## RAW DATA:
• • • • •
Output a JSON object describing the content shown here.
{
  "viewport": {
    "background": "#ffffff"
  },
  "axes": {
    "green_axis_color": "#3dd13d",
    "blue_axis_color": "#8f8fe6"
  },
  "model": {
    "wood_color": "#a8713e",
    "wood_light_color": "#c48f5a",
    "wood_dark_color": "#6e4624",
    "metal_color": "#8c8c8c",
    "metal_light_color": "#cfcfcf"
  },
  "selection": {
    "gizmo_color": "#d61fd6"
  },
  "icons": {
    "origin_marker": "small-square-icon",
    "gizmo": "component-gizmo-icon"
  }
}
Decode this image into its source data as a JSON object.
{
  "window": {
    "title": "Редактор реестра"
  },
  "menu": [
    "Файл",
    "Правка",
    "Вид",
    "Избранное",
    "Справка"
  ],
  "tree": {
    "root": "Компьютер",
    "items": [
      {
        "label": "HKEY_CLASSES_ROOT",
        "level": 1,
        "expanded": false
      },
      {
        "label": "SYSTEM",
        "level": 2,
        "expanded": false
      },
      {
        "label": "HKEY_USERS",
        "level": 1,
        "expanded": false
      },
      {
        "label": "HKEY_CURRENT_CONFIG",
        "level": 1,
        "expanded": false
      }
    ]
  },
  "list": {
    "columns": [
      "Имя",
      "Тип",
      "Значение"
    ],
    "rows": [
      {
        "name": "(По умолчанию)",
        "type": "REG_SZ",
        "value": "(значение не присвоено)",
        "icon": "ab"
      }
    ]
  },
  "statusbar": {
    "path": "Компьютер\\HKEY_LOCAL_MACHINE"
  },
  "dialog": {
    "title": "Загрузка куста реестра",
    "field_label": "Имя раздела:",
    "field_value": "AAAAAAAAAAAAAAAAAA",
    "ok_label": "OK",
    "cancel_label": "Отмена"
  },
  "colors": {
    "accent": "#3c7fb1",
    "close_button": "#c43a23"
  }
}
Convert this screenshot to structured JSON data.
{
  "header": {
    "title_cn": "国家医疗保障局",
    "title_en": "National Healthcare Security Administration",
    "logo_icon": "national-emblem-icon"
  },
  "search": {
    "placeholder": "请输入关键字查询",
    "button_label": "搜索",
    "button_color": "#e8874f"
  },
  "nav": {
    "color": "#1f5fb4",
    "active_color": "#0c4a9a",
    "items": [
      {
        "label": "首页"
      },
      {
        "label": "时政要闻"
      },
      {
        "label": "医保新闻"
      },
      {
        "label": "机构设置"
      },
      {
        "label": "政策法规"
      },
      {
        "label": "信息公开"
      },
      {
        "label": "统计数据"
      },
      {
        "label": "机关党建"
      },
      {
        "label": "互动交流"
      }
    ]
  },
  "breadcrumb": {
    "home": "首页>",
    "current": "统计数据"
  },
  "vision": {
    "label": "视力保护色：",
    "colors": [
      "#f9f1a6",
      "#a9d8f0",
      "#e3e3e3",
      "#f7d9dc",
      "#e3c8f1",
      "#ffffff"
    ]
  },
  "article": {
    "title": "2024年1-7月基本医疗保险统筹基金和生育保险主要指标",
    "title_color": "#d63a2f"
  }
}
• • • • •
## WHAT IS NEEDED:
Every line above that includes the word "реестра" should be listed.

## SOLUTION FOR THIS PROBLEM:
    "title": "Редактор реестра"
    "title": "Загрузка куста реестра",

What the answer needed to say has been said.